Now who would not be for abolishing the slave catchers? All those in favor of and benefiting from slavery! As per the neo slave catchers known as police, those people who object to the abolishment of a gang of abusers and murderers under the color of law, are undoubtedly descendents of slave masters and their collaborators, yes, uncle toms, who benefit from the oppression of their people. They are mostly of the reactionary black bourgeoisie class of boot lickers, i.e., sycophants, who enjoy crumbs from the master's table. Of course the master has no desire to abolish his slave catchers, brute beasts dressed in blue uniforms who vow to protect and serve but most often abuse and murder under the color of law. These brute beasts in blue are trained to inspire fear in the oppressed, thus whenever the beasts appear the blood pressure rises in the oppressed. The oppressed are often ignorant of the Tone Test: based on your tone of voice when stopped by the beast, one can be arrested, released or killed. When is protect and serve in this paradigm? The white population feels protected and served, thus have no desire to abolish the slave catchers. The very idea is anathema and sounds totally insane. We must have our white beasts to protect us from the black beasts. Wasn't this the attitude expressed by the white woman in New York's Central Park when the brother asked her to chain her dog?
In the name of God, why would slaves not want to abolish the slave catchers?
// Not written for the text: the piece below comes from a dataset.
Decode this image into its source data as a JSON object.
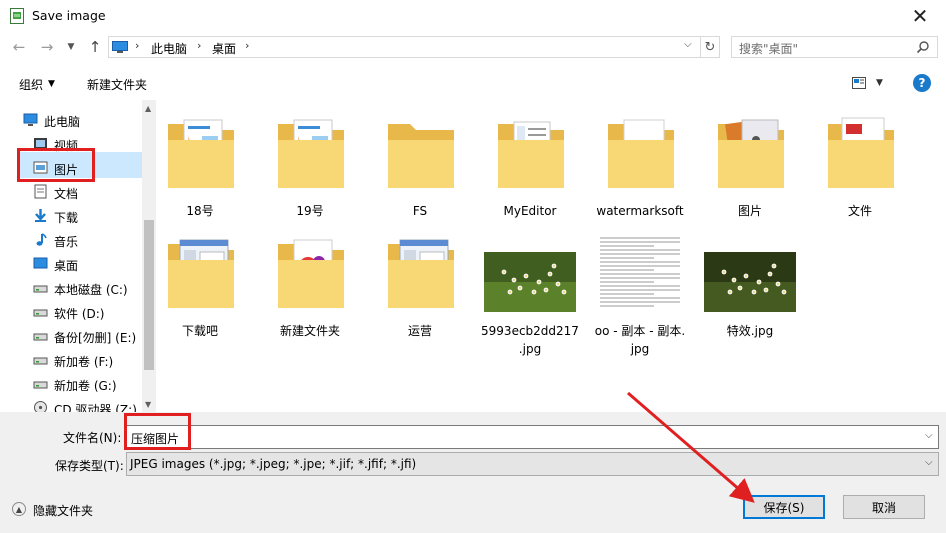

The police are of no benefit to those who live under their occupation, who suffer their wrath for the slightest infraction, selling single cigarettes, cashing a counterfeit twenty dollar bill, broken taillight, Sandra Bland. 

Surely we can configure a more humane security force for our community besides one that brutalizes us at every turn? We can train our young men for community security as Mayor Ras Baraka has done in Newark NJ. Alas, the Newark NJ Model has stopped the police murder of Newark's citizens.
Since the lynching of George Floyd, have you heard of any anti police rioting in Newark NJ? Now it is clear under proper supervision, the brute beasts can be trained to act civilized. On a recent visit to Newark NJ, the people told me they feel relieved of police pressure on their bodies and minds for the first time in their lives.

So implement the Newark NJ Model or abolish the police, this is the choice for America.